**What the task requires**
Line count for "Root": give the number of lines in the records below that hold it, and nothing else.

**Dataset records**
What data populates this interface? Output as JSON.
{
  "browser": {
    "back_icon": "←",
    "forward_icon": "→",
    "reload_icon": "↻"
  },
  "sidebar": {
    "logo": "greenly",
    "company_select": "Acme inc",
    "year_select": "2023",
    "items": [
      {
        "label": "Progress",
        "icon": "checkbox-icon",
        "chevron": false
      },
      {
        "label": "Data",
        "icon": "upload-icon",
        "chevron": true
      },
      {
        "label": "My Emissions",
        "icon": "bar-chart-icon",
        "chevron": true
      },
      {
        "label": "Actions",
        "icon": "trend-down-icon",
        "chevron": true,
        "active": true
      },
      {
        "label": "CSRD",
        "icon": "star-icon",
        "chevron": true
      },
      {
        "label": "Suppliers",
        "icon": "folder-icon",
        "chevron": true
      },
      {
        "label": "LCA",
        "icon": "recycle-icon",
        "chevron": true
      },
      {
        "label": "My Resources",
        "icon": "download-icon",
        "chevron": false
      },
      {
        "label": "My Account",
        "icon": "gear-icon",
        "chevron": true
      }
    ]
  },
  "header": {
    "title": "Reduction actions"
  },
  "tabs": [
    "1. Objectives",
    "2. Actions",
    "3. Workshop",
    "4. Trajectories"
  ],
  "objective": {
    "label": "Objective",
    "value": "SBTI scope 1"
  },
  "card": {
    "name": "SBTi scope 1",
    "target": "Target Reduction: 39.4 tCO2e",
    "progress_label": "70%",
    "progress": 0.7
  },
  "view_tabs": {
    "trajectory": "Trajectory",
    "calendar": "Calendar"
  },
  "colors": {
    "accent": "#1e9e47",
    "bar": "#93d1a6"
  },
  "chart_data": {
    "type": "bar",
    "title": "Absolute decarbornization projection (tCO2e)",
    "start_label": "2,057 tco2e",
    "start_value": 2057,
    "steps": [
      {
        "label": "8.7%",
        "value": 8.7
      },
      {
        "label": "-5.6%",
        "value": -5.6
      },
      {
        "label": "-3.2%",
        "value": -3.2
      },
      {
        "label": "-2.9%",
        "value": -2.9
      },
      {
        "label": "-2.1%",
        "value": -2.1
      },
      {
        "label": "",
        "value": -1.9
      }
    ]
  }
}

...

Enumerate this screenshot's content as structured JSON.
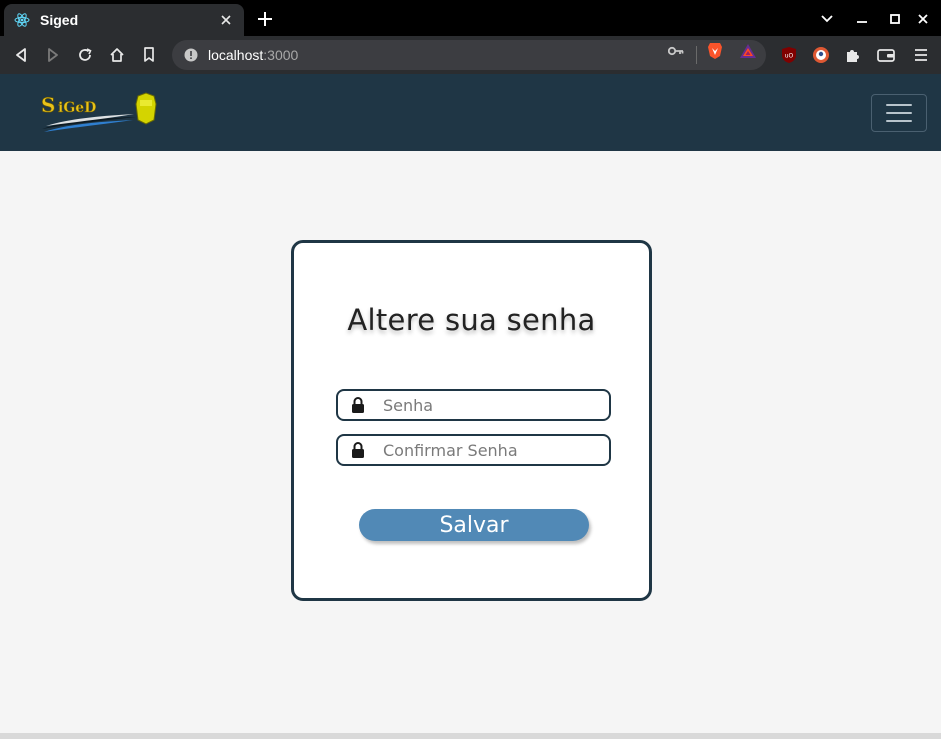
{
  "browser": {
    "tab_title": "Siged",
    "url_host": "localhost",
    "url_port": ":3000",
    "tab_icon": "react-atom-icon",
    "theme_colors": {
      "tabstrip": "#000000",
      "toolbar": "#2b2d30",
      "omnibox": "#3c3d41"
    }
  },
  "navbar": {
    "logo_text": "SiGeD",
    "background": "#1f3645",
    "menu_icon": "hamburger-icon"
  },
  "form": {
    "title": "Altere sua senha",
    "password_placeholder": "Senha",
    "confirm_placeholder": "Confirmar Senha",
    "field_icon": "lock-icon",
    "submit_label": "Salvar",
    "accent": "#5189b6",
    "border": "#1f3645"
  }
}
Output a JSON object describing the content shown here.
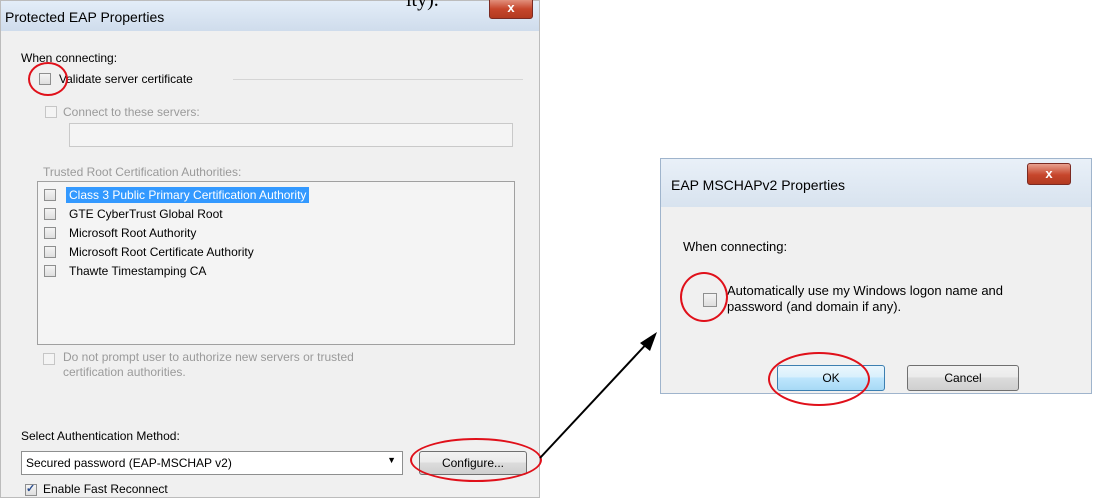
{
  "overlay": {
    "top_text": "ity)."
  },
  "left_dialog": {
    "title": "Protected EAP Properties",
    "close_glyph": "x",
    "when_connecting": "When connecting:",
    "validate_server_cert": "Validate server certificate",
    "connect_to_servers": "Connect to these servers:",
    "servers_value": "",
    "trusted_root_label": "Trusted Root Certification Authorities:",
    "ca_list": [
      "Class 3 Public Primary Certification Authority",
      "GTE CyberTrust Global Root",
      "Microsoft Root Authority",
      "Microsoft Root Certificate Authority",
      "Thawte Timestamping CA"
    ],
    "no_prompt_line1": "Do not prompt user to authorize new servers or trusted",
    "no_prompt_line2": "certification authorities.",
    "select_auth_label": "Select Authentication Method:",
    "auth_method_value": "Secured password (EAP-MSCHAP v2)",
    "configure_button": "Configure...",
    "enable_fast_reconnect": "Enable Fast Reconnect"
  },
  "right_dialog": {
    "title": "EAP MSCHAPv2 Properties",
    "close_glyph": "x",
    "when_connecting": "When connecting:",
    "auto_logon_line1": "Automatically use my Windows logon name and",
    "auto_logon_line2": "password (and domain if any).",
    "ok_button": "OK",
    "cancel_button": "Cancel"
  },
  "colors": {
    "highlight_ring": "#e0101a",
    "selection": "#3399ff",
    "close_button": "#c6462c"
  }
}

**Worked solution**
4